▸ WHAT YOU NEED TO DO
Below are the entries; count how many lines contain the word "title" and reply with that number alone.

----

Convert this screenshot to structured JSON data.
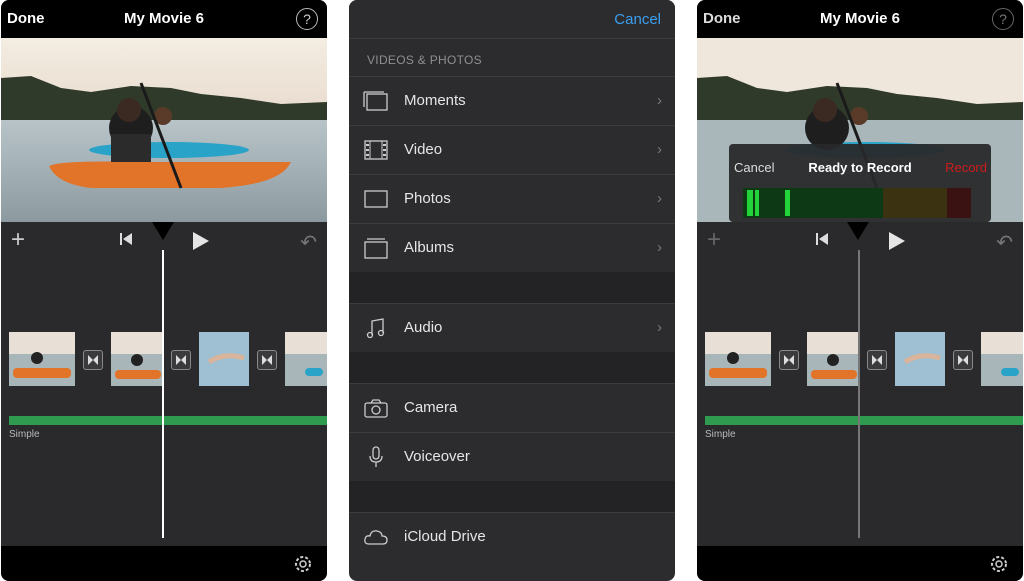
{
  "editor": {
    "done_label": "Done",
    "title": "My Movie 6",
    "help_icon": "?",
    "music_label": "Simple"
  },
  "picker": {
    "cancel_label": "Cancel",
    "section_header": "VIDEOS & PHOTOS",
    "items": [
      {
        "label": "Moments",
        "icon": "moments-icon",
        "chevron": "›"
      },
      {
        "label": "Video",
        "icon": "film-icon",
        "chevron": "›"
      },
      {
        "label": "Photos",
        "icon": "photo-icon",
        "chevron": "›"
      },
      {
        "label": "Albums",
        "icon": "albums-icon",
        "chevron": "›"
      },
      {
        "label": "Audio",
        "icon": "music-note-icon",
        "chevron": "›"
      },
      {
        "label": "Camera",
        "icon": "camera-icon"
      },
      {
        "label": "Voiceover",
        "icon": "microphone-icon"
      },
      {
        "label": "iCloud Drive",
        "icon": "cloud-icon"
      }
    ]
  },
  "record": {
    "cancel_label": "Cancel",
    "title": "Ready to Record",
    "record_label": "Record"
  },
  "colors": {
    "accent": "#3a9ff0",
    "record": "#d01b1b",
    "music_track": "#2e9b4f"
  }
}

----

▸ RESULT FOR THIS TASK
2